WHAT THE EXERCISE ASKS.
Only the pictures stay out; every record is to be quoted exactly.

DATA.
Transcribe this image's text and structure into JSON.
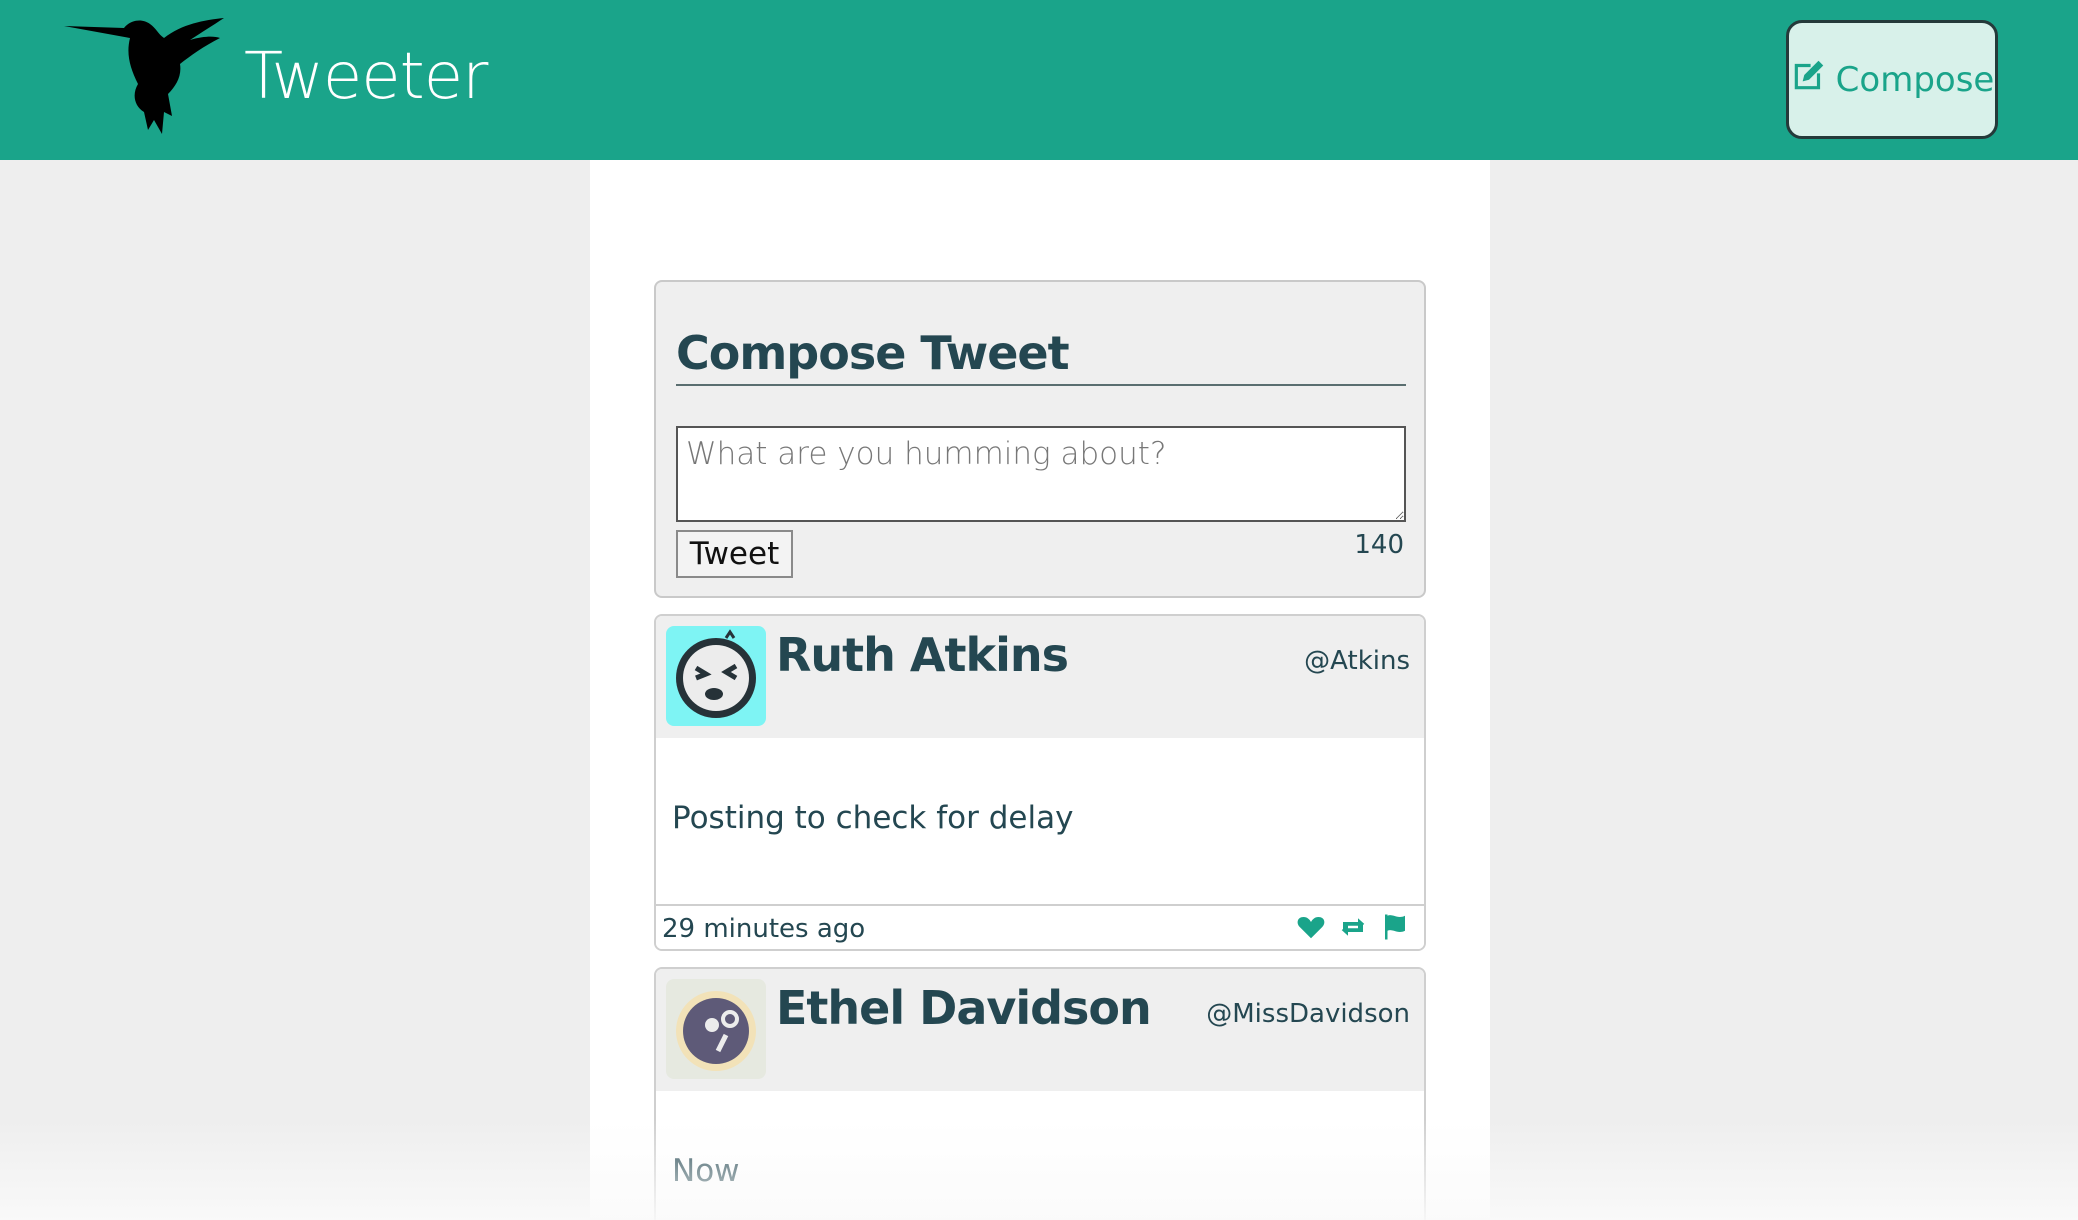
{
  "nav": {
    "brand": "Tweeter",
    "compose_label": "Compose"
  },
  "compose": {
    "title": "Compose Tweet",
    "placeholder": "What are you humming about?",
    "button": "Tweet",
    "counter": "140"
  },
  "tweets": [
    {
      "author": "Ruth Atkins",
      "handle": "@Atkins",
      "content": "Posting to check for delay",
      "time": "29 minutes ago",
      "avatar_color": "#7ef4f4"
    },
    {
      "author": "Ethel Davidson",
      "handle": "@MissDavidson",
      "content": "Now",
      "avatar_color": "#e6e9e0"
    }
  ],
  "colors": {
    "brand": "#1aa48a",
    "text": "#244751"
  },
  "icons": {
    "logo": "hummingbird-icon",
    "compose": "edit-icon",
    "like": "heart-icon",
    "retweet": "retweet-icon",
    "flag": "flag-icon"
  }
}
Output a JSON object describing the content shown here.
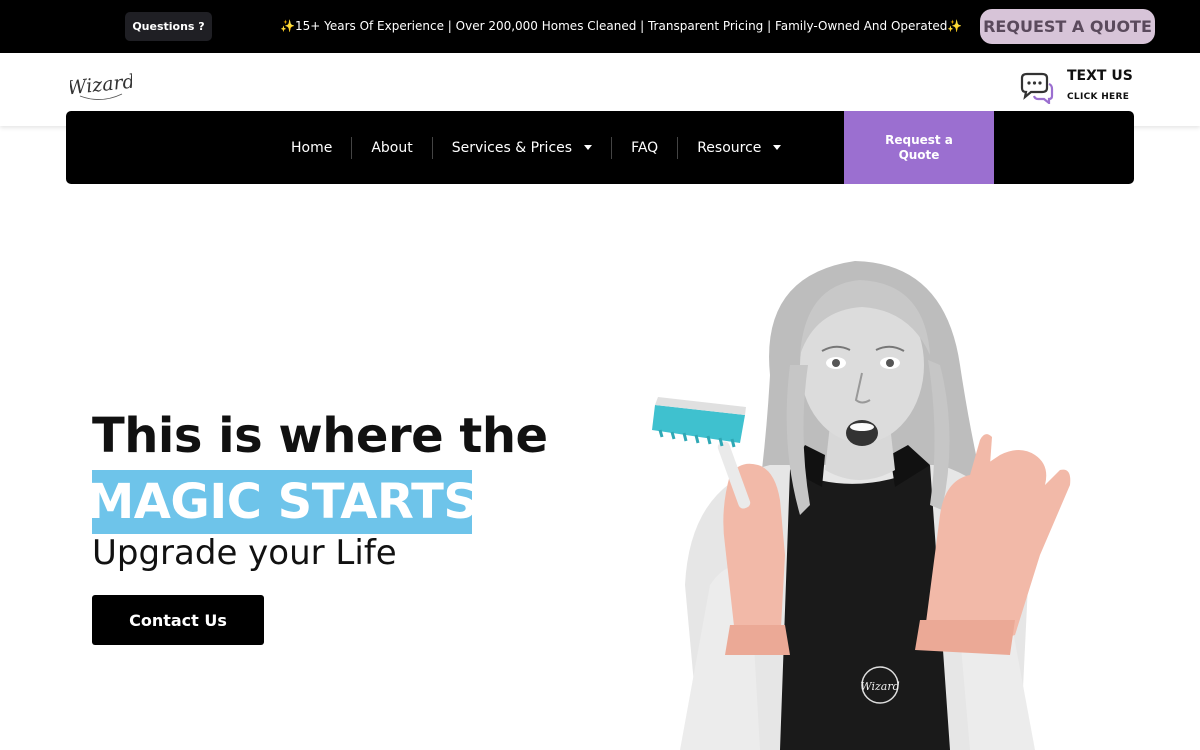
{
  "topbar": {
    "questions_label": "Questions ?",
    "announcement": "15+ Years Of Experience | Over 200,000 Homes Cleaned | Transparent Pricing | Family-Owned And Operated",
    "sparkle": "✨",
    "quote_button": "REQUEST A QUOTE"
  },
  "header": {
    "logo_text": "Wizard",
    "text_us_title": "TEXT US",
    "text_us_sub": "CLICK HERE",
    "chat_icon": "chat-bubbles-icon"
  },
  "nav": {
    "items": [
      {
        "label": "Home",
        "dropdown": false
      },
      {
        "label": "About",
        "dropdown": false
      },
      {
        "label": "Services & Prices",
        "dropdown": true
      },
      {
        "label": "FAQ",
        "dropdown": false
      },
      {
        "label": "Resource",
        "dropdown": true
      }
    ],
    "quote_line1": "Request a",
    "quote_line2": "Quote"
  },
  "hero": {
    "headline": "This is where the",
    "highlight": "MAGIC STARTS",
    "subheadline": "Upgrade your Life",
    "cta": "Contact Us",
    "apron_logo_text": "Wizard"
  },
  "colors": {
    "accent_purple": "#9b6fd0",
    "highlight_blue": "#6ec4ea",
    "quote_pink": "#d7c4d8",
    "brush_teal": "#3fc1cf",
    "glove_pink": "#f2b9a8"
  }
}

RESPONSE TO THIS TASK.
Transcribe this image's text and structure into JSON.
{
  "nav": {
    "brand": "Tweeter",
    "compose_label": "Compose"
  },
  "compose": {
    "title": "Compose Tweet",
    "placeholder": "What are you humming about?",
    "button": "Tweet",
    "counter": "140"
  },
  "tweets": [
    {
      "author": "Ruth Atkins",
      "handle": "@Atkins",
      "content": "Posting to check for delay",
      "time": "29 minutes ago",
      "avatar_color": "#7ef4f4"
    },
    {
      "author": "Ethel Davidson",
      "handle": "@MissDavidson",
      "content": "Now",
      "avatar_color": "#e6e9e0"
    }
  ],
  "colors": {
    "brand": "#1aa48a",
    "text": "#244751"
  },
  "icons": {
    "logo": "hummingbird-icon",
    "compose": "edit-icon",
    "like": "heart-icon",
    "retweet": "retweet-icon",
    "flag": "flag-icon"
  }
}
Output a JSON object describing the content shown here.
{
  "topbar": {
    "questions_label": "Questions ?",
    "announcement": "15+ Years Of Experience | Over 200,000 Homes Cleaned | Transparent Pricing | Family-Owned And Operated",
    "sparkle": "✨",
    "quote_button": "REQUEST A QUOTE"
  },
  "header": {
    "logo_text": "Wizard",
    "text_us_title": "TEXT US",
    "text_us_sub": "CLICK HERE",
    "chat_icon": "chat-bubbles-icon"
  },
  "nav": {
    "items": [
      {
        "label": "Home",
        "dropdown": false
      },
      {
        "label": "About",
        "dropdown": false
      },
      {
        "label": "Services & Prices",
        "dropdown": true
      },
      {
        "label": "FAQ",
        "dropdown": false
      },
      {
        "label": "Resource",
        "dropdown": true
      }
    ],
    "quote_line1": "Request a",
    "quote_line2": "Quote"
  },
  "hero": {
    "headline": "This is where the",
    "highlight": "MAGIC STARTS",
    "subheadline": "Upgrade your Life",
    "cta": "Contact Us",
    "apron_logo_text": "Wizard"
  },
  "colors": {
    "accent_purple": "#9b6fd0",
    "highlight_blue": "#6ec4ea",
    "quote_pink": "#d7c4d8",
    "brush_teal": "#3fc1cf",
    "glove_pink": "#f2b9a8"
  }
}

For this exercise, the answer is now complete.